After a massive Google Docs phishing scam hit users over the web, a relatively lesser known but new iCloud phishing scam is making its way into Apple devices created to steal credit card data as well as access the device's camera.
"The attack was simple, but sinister", TechCrunch reported.
"It worked so well because it bypassed what people who have a basic knowledge of security know not to do".
Martha Clayton, spokeswoman for the Paso Robles Joint Unified School District, said she received suspicious Google Docs share emails from two teachers. The user is then asked to give "Google Docs" access to any of the existing Google accounts.
"It appeared nearly wormlike in its behavior".
Google includes a warning to users when they receive the email, but some are clicking the link anyway, which is how the link keeps spreading. Possibly millions are receiving them as part of a new scam to collect personal information.
There is a good explanation of the Google attack here. "It was so successful it probably got shut down way quicker than the attacker had hoped".
Discovering who was behind the attacks is hard.
"I received several and I didn't click them, mostly because there were so numerous same thing and also because email@example.com seemed pretty sketchy", wrote Cody Stocker '17 in an email to The Daily, referring to the temporary email address listed as one of the recipients in the scam. Apparently many accounts have been compromised and have been sending out links to a shared document. "It allows you to recover access to forgotten passwords, and in some cases, emails have been used for financial fraud", he says. If you think you've clicked on a spam email, you can go to g.co/SecurityCheckup to remove apps you don't recognize and check your Google app permissions.
An email virus disguised as a Google Document hit campus emails Wednesday afternoon.
Anderson said that at least some of the problem lay with Google. The company advises people not to click on the link and report any phishing attempts to the company.
They have also assured the public that they have already disabled the phishing accounts and already removed the fake pages. May 3 that it had "taken action", removing "offending accounts" and "fake pages", and was "working to prevent this type of spoofing from happening again".
In an earlier tweet, Google warned users not to click suspect links.
Security firms are warning that other hackers may conduct similar phishing attacks abusing OAuth, not just through Google, but with Facebook and LinkedIn. That is, asking a logged-in user to grant permission to a malicious app developed by them.
In a statement issued around 7 p.m., Google said it had stopped the attack within about an hour, and that it had affected fewer than one in 1,000 Gmail users.

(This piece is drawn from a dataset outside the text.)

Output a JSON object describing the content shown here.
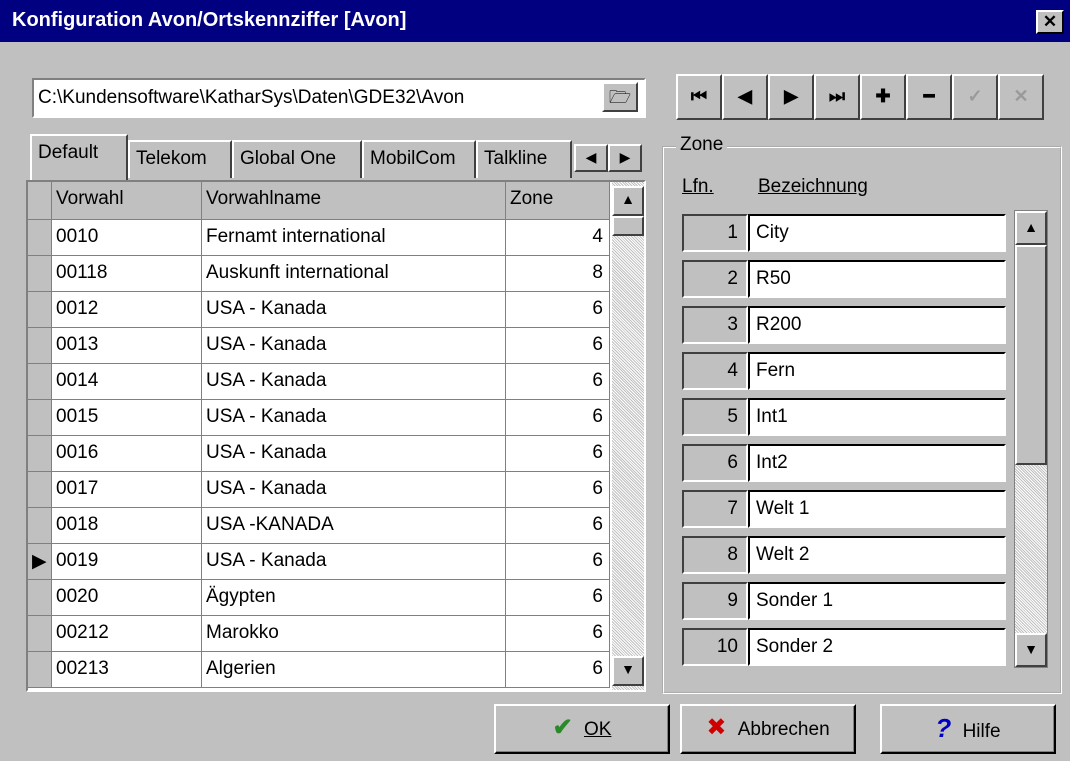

It appears the attacker made a third-party app called Google Docs and then unleashed it upon the world.
Apparently no one at Google thought to block someone calling their app Google Docs.